One in three people over the age of 75 have chronic kidney disease – and I’m one of them. It naturally becomes more common as we age, rising from one in seven cases in adults generally.
My classification as a CKD sufferer depends on a measurement of kidney function called the glomerular filtration rate (GFR), which measures the speed at which your kidneys can filter and clean your blood, described as the number of millilitres a minute. It’s also related to your size and height.
Performing a full GFR test is long and laborious so we’ve come up with an ‘estimated’ GFR. The eGFR is calculated using the levels of certain chemicals in the blood like creatinine.
The higher they are the more slowly your kidneys are cleaning your blood, the lower your eGFR and the greater the risk of needing some kind of replacement therapy.
And this is the nub. The eGFR can be an indication of future deterioration in kidney function over the next five years, so you can plan ahead.
My eGFR hovers around 50 which is the cut-off point of what’s considered normal. So what should an eGFR be? A normal rating is 60 or more. If your eGFR is less than 60 for eight months, your kidneys may not be working well.
As eGFR drops with age, at 50-59 it’s 93, at 60-69 it’s 85 but over 70 years of age, 60 or below could be considered normal, which is how I view mine.
To my mind an estimated figure for a measurement as important as GFR always seemed second best, especially as questions have been raised over the legitimacy of creatinine as a biomarker for renal function.
Therefore, NICE has come up with a more comprehensive calculation to assess renal function – Kidney Failure Risk Equation (KFRE) based on age, gender, eGFR and ARC (augmented renal clearance).
This value can be used as a indicator of future needs as it’s more sensitive and more specific than the eGFR on its own. Patients who are going to need kidney replacement therapy can therefore be identified earlier and receive proper care sooner.
An impressive team of nephrologists headed up by Rouvick M Gama of King’s College Hospital, London, believe the KFRE can provide people with their own risk assessment, and so help them proactively manage their condition and draw up management plans for future care.
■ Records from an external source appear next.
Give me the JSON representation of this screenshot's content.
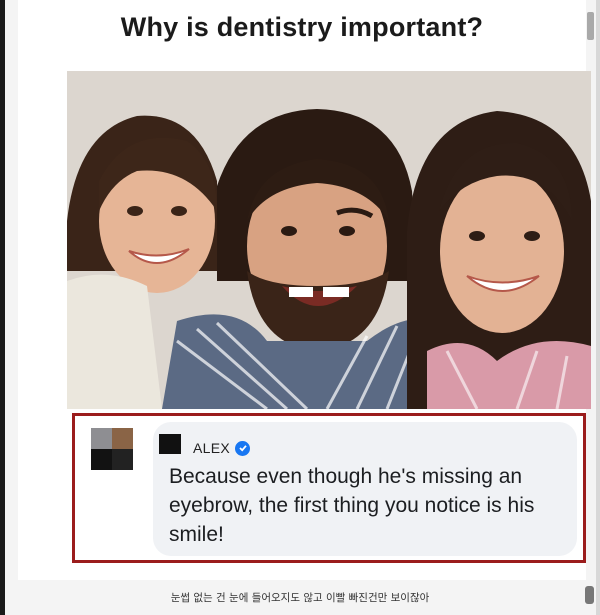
{
  "meme": {
    "title": "Why is dentistry important?"
  },
  "comment": {
    "user_name": "ALEX",
    "text": "Because even though he's missing an eyebrow, the first thing you notice is his smile!"
  },
  "caption": "눈썹 없는 건 눈에 들어오지도 않고 이빨 빠진건만 보이잖아",
  "colors": {
    "highlight_border": "#9b1c1c",
    "verified_badge": "#1877f2",
    "bubble_bg": "#f0f2f5"
  },
  "icons": [
    "verified-badge-icon"
  ]
}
You can help keep your eGFR healthy by keeping your blood pressure normal, exercising, limiting alcohol and eating a balanced diet.